Can Donald Trump block people on Twitter? As with many other things, the President of the United States of America believes he can, having recently appealed a ruling against him by the 2nd US Circuit Court of Appeals. The courts believe that by blocking people from his personal @realDonaldTrump account on Twitter, Trump is in violation of the Constitution seeing that he is conducting government business through there. A block prevents these users from seeing his tweets from their own personal account.
While the matter rests on the argument that Trump is using this account in a personal capacity and not as an extension of his office as POTUS, it does again touch on a larger matter. Are Twitter, Facebook, YouTube and Instagram, not actually publishers instead of social media platforms?
As it stands now, these sites would be quite happy to conduct business as the latter. Much like a printing press cannot be held responsible for the content published in newspapers, the social media giants would like to argue that they are not liable for any of the fake news, libel, copyright infringements or harassment made by their users. But, can they simply absolve themselves of these problems?
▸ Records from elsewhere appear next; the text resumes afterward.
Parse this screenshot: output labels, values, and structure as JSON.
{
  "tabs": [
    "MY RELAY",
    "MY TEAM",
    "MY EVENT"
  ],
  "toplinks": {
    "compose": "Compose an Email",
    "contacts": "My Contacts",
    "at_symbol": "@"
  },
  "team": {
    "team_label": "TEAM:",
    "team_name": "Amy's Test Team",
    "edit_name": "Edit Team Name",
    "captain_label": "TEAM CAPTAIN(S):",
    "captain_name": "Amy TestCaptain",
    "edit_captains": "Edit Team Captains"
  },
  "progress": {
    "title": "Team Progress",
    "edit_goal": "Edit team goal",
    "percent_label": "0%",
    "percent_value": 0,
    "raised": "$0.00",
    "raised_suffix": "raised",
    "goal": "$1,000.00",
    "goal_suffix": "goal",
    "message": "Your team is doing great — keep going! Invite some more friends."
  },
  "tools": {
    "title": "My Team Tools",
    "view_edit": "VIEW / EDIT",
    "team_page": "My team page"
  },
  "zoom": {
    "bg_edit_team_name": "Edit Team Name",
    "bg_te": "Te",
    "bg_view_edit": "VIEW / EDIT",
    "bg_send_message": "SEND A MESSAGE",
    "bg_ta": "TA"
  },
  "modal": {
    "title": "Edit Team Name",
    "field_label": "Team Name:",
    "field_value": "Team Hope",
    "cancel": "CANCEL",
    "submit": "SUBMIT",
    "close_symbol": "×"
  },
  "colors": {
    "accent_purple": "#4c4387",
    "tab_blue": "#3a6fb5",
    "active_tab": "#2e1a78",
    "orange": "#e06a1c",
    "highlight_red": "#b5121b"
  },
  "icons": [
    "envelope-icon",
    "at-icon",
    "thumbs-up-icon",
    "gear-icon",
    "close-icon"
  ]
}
The platforms do indeed enforce their terms of service, and have the power of censorship, gatekeeping and de-platforming. And it’s here where we come closer to the heart of the problem. Since the social media platforms are self-regulated, the above is done with very little transparency or consistency. With these companies beholden to the almighty dollar, a profit motive could also skew their policies about who gets to say what on their platforms.
Stateside, Twitter has been accused by the right and the left of censorship, while it could be seen that divisive but popular figures, such as Trump, are provided with more leeway than others to tweet what they like. YouTube uses demonetisation as a form of punishment against YouTubers that are part of their partnership programme, a process that has resulted in many horror stories. But it’s Zuckerberg’s Facebook that most resembles a dumpster fire, in no small part due to the company’s myriad of ethical and moral short fallings. Playing fast and loose with user data, the manipulation of the newsfeed, the proliferation of fake news and the Cambridge Analytica scandal have left Facebook with very little to argue with against outside regulation.
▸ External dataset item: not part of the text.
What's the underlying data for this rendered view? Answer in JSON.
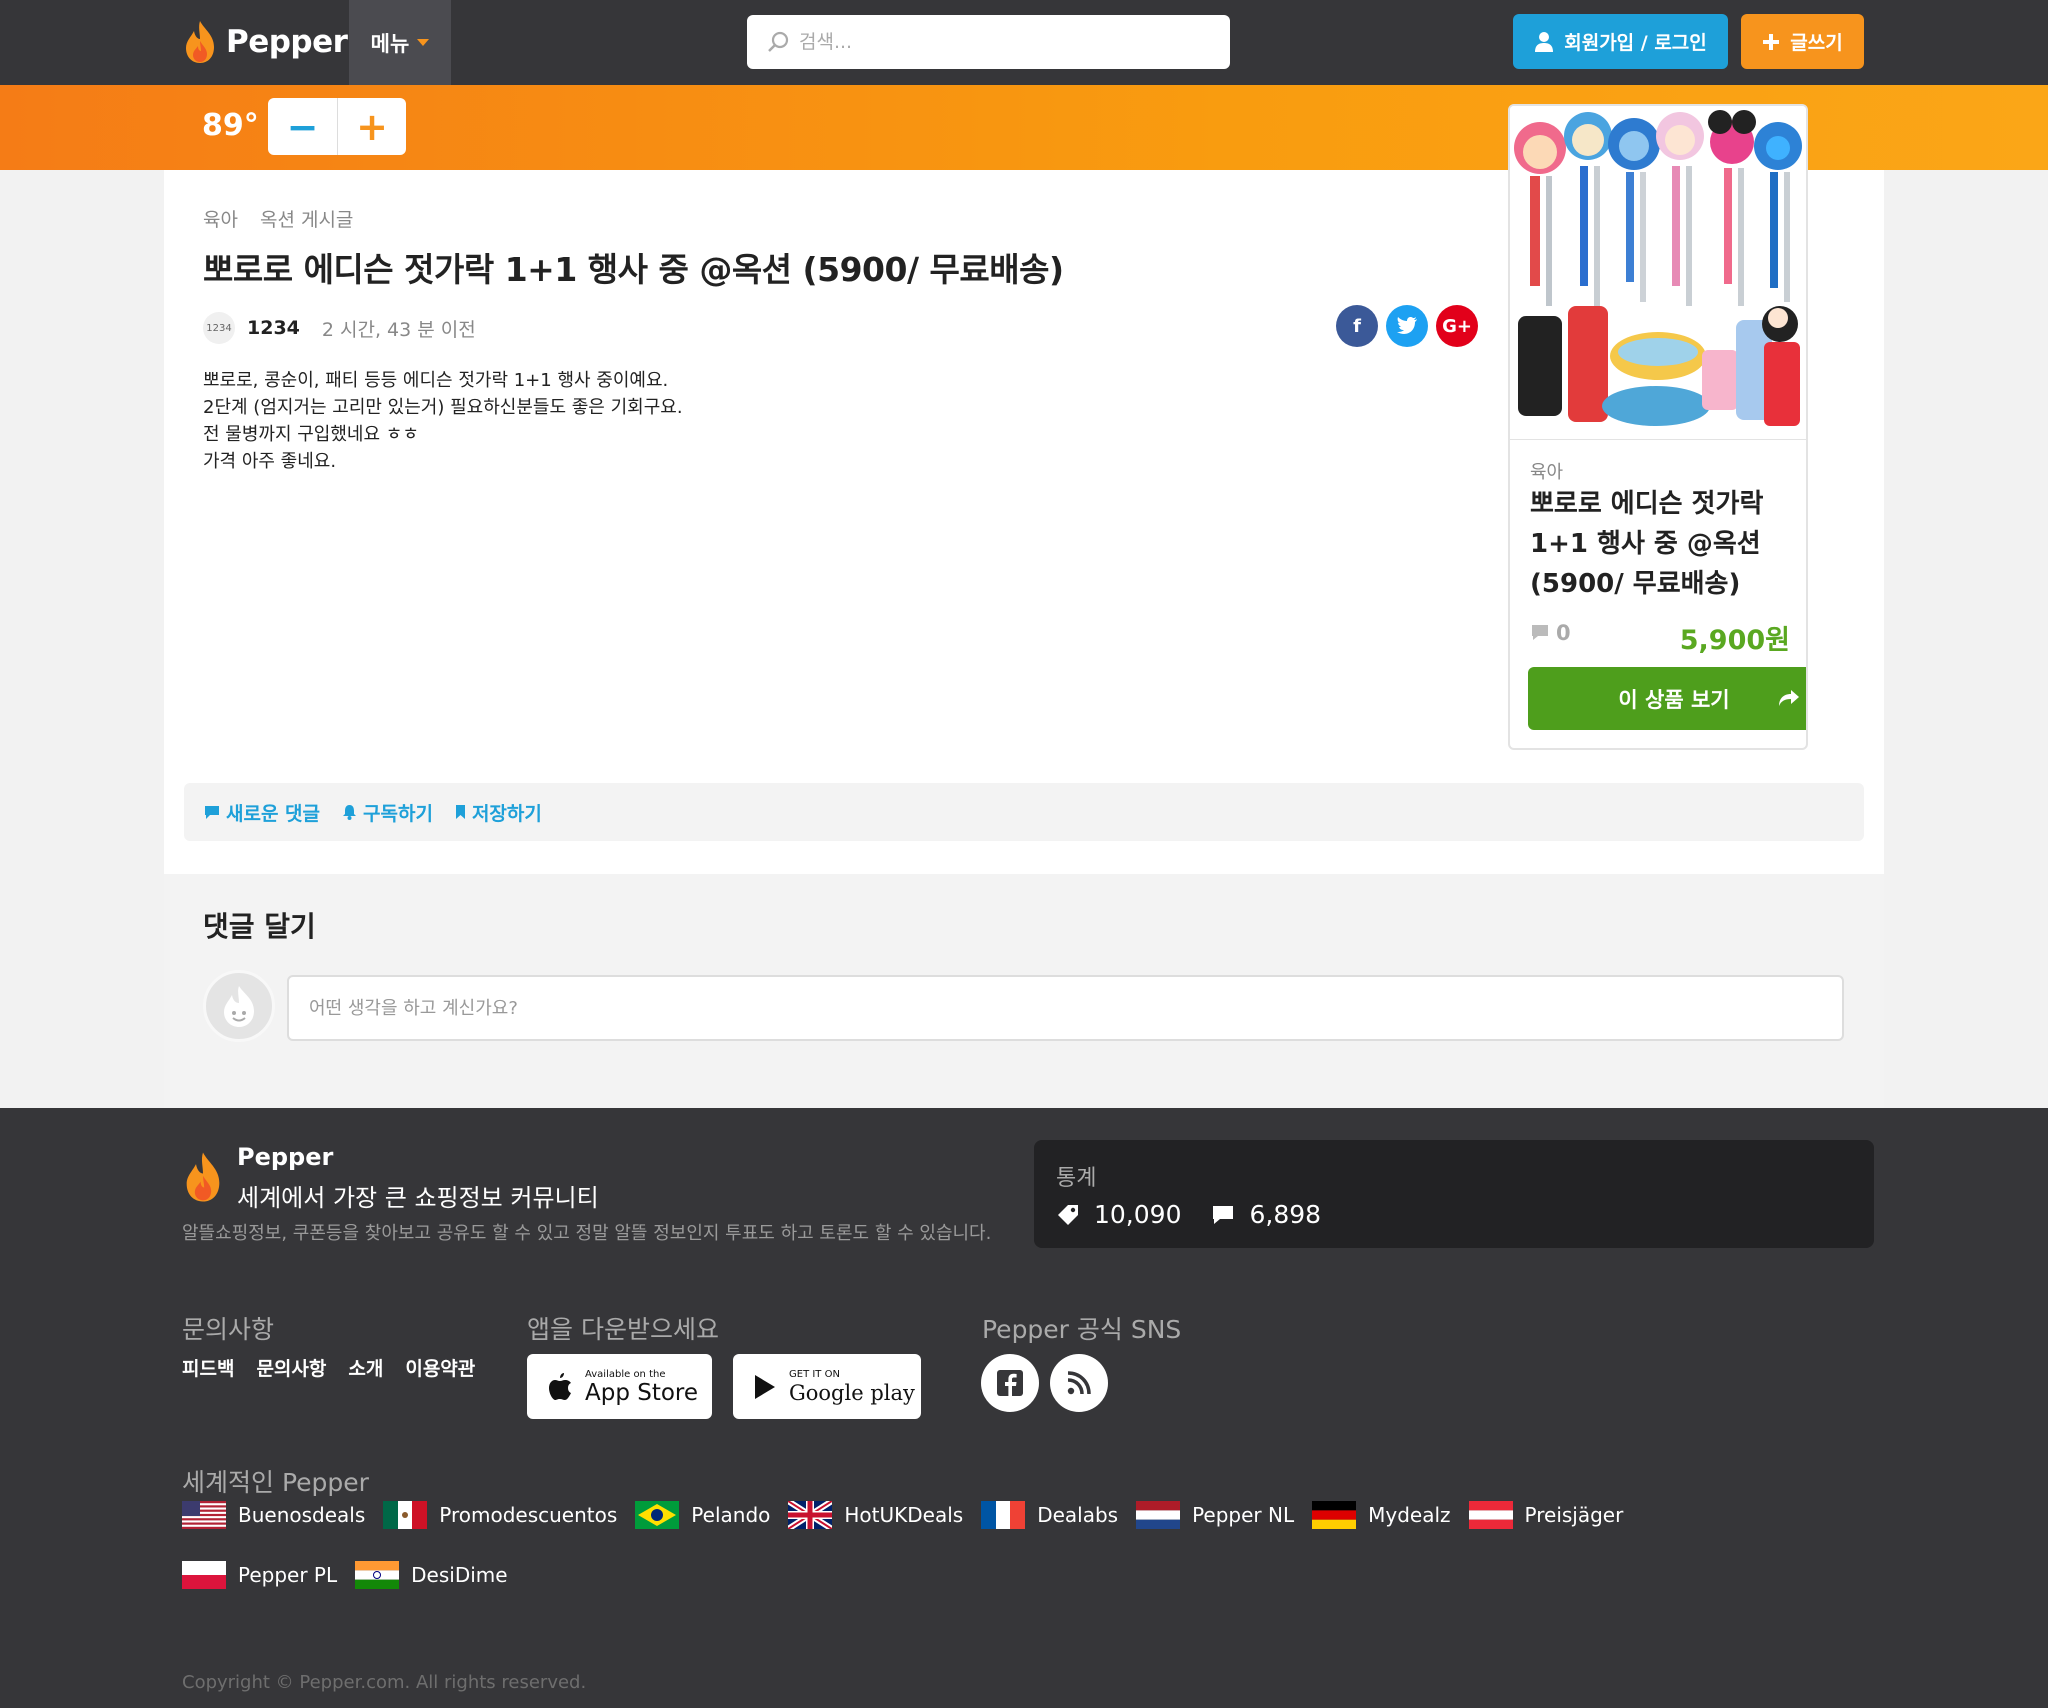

One problematic area is the platforms’ treatment of news. With traditional media in decline, most news nowadays is consumed online. According to a recent report commissioned by the Reuters Institute for the Study of Journalism, this is certainly true for young people. For many, exposure to news happens indirectly through social media, rather than them seeking it out from direct news sources. With 70% of teens using social media several times a day (and 72% believing tech companies are manipulating them to spend more time on their sites), having a regulated space becomes even more important. Especially when considering that, according to a study done by Common Sense, close to two-thirds of teen social media users report that they “often” or “sometimes” come across racist, sexist, homophobic or religious-based hate content.
While concerns about news have to be addressed, we also need to admit that social media is not a publisher in the traditional sense of the word. At the height of its powers, The Sun tabloid in the UK had a circulation of close to four million papers per day. Facebook currently 2.41bn active users active users, spread across the globe. It’s clearly a pertinent question to ask how to regulate such a beast, but it needs to start somewhere.
Both the U.S. Department of Justice and legislators in the EU are looking into the large tech companies and asking questions about monopolistic practices, data protection and more. Much like the dilemma of eating an elephant, the regulation of the social media behemoths has to proceed one bite at a time. The entrée to this whole dilemma should be to get them listed as publisher and have them submit to similar regulations that other publishers need to adhere to. Kicking this problem down the road will only lead to larger scandals in future.
Charlie Stewart is CEO of Rogerwilco, an independent, award-winning performance marketing agency based in Cape Town, South Africa. Founded by CEO Charlie Stewart and MD Jakes Redelinghuys in 2008, it employs 40 strategists, creatives and digital specialists. Follow @rogerwilco_sa.